• _Task prompt_:
Work through the records below and copy every line that includes "link".

Interface dataset entries:
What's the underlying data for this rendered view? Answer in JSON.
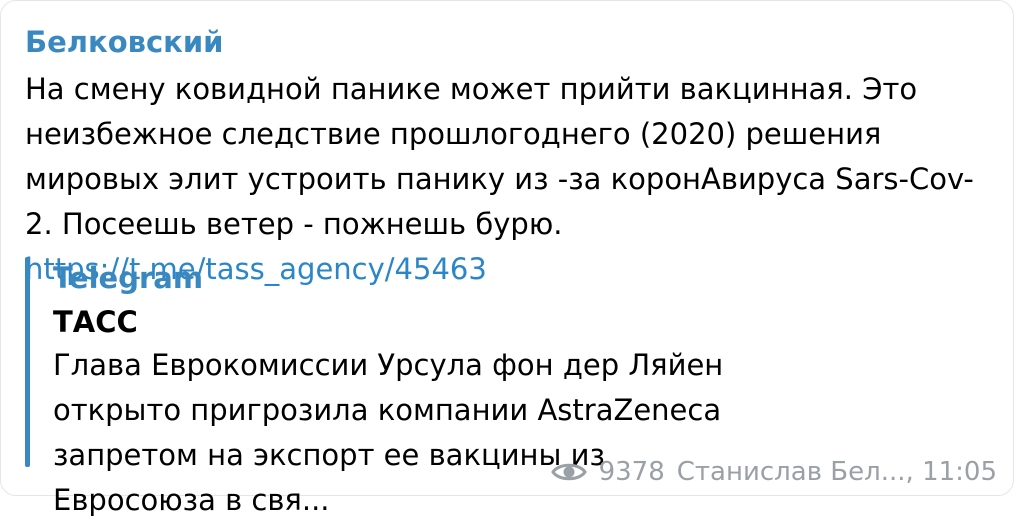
{
  "message": {
    "channel_name": "Белковский",
    "text": "На смену ковидной панике может прийти вакцинная. Это неизбежное следствие прошлогоднего (2020) решения мировых элит устроить панику из -за коронАвируса Sars-Cov-2. Посеешь ветер - пожнешь бурю. ",
    "link": "https://t.me/tass_agency/45463"
  },
  "preview": {
    "site_name": "Telegram",
    "title": "ТАСС",
    "description": "Глава Еврокомиссии Урсула фон дер Ляйен открыто пригрозила компании AstraZeneca запретом на экспорт ее вакцины из Евросоюза в свя..."
  },
  "meta": {
    "views_icon": "eye-icon",
    "views": "9378",
    "author_time": "Станислав Бел..., 11:05"
  },
  "colors": {
    "accent": "#3a88c0",
    "link": "#2a86c8",
    "meta": "#9aa0a6"
  }
}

• _Answer for the task_:
    "link": "https://t.me/tass_agency/45463"
    "link": "#2a86c8",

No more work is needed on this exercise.